What is needed: This task calls for copying every line of the records that includes the word "carrot".

Dataset excerpts:
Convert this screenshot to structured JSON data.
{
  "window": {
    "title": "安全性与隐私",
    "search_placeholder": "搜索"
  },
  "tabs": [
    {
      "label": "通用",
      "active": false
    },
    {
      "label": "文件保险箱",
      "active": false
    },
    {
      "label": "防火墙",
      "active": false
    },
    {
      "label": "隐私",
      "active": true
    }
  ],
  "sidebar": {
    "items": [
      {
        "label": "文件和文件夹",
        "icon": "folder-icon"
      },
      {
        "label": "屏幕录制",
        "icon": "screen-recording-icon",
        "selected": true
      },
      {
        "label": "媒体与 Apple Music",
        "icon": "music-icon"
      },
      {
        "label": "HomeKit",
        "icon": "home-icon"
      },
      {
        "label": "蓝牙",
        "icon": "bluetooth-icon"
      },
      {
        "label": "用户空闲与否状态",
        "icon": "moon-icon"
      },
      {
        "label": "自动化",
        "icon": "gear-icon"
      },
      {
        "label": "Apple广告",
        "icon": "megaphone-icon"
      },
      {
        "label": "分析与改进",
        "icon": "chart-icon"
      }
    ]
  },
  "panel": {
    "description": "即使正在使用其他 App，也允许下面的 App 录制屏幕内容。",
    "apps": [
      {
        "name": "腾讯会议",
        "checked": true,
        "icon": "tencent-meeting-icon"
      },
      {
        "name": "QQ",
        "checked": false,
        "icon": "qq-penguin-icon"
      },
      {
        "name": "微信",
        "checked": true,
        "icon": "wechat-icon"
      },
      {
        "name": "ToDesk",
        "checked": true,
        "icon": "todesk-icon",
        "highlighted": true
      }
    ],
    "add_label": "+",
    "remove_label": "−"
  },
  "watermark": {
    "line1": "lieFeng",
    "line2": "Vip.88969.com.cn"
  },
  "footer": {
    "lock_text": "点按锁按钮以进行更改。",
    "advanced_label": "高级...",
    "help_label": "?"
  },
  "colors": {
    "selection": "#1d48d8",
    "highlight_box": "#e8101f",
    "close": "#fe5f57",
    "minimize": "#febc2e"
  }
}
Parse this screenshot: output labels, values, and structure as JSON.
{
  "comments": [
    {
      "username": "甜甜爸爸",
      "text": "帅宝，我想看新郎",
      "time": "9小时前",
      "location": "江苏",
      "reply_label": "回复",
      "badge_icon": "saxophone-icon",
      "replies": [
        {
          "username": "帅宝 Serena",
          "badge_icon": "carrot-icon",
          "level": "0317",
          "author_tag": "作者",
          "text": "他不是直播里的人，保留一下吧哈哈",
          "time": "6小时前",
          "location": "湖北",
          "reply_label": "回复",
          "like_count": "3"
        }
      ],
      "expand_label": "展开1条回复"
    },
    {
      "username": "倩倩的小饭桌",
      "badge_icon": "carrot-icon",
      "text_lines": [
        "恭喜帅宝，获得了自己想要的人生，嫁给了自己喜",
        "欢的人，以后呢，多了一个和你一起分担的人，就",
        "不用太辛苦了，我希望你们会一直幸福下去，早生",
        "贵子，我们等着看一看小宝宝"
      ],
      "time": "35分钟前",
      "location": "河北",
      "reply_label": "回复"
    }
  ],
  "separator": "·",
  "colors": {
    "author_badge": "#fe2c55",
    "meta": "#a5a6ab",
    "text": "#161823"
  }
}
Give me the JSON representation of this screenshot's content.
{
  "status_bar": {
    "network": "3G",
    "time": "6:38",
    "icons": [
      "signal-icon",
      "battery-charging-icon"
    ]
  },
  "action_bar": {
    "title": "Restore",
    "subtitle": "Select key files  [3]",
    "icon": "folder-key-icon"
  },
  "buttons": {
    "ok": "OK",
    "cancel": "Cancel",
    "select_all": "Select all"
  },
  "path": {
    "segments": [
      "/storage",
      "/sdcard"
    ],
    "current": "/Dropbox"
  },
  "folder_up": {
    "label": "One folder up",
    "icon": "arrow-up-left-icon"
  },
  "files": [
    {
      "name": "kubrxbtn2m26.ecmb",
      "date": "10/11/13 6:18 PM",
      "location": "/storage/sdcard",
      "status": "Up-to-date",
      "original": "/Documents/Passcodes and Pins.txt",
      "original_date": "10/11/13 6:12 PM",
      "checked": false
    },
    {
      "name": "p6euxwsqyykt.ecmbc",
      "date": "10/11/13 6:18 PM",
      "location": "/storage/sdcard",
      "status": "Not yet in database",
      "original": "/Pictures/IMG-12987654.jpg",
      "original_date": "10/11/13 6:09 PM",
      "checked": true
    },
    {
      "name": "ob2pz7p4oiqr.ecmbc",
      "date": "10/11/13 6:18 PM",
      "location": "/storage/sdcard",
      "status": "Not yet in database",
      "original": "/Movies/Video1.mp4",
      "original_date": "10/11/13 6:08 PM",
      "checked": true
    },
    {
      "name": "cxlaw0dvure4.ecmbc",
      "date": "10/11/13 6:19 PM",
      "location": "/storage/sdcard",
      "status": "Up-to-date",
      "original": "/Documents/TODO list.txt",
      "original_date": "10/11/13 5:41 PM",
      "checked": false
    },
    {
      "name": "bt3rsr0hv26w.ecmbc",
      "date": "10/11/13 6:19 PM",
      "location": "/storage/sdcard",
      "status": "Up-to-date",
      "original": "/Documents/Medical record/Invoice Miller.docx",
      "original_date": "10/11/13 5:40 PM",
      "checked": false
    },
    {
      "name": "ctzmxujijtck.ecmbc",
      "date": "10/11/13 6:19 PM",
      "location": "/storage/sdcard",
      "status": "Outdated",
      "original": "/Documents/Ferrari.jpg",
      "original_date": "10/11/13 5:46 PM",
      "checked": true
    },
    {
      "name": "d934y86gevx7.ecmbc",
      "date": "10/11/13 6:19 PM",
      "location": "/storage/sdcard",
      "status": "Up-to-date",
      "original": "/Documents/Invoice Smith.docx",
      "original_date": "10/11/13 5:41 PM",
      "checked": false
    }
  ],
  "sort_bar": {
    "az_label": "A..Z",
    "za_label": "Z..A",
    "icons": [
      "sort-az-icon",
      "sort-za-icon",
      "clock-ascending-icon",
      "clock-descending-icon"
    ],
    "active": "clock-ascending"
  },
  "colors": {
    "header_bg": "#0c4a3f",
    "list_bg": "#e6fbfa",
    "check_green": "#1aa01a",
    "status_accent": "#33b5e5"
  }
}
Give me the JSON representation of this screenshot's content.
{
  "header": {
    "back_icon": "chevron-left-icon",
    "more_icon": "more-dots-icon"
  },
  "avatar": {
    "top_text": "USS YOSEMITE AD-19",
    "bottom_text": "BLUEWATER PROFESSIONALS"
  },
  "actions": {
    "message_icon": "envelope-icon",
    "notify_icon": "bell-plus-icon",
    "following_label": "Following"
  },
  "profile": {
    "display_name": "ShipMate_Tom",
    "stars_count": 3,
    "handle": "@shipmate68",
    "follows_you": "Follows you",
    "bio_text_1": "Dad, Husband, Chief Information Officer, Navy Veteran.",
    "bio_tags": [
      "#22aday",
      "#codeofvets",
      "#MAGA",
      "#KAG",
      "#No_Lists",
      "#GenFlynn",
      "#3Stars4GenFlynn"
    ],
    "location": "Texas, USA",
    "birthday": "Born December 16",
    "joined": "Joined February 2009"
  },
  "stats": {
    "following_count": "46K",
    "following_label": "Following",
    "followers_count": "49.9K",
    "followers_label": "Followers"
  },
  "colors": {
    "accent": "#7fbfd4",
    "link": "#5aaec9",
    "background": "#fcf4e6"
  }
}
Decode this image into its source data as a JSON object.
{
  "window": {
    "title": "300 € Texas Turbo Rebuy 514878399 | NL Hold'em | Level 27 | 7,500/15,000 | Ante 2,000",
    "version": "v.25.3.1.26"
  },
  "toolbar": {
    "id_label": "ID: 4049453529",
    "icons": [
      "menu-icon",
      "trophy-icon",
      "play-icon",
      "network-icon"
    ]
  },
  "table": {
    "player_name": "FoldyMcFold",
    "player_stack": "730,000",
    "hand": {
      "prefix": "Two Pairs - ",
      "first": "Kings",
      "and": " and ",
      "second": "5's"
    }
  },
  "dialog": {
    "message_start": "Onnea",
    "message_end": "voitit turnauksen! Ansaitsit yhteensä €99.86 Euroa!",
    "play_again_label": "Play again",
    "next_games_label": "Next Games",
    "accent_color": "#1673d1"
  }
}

Task solution:
          "badge_icon": "carrot-icon",
      "badge_icon": "carrot-icon",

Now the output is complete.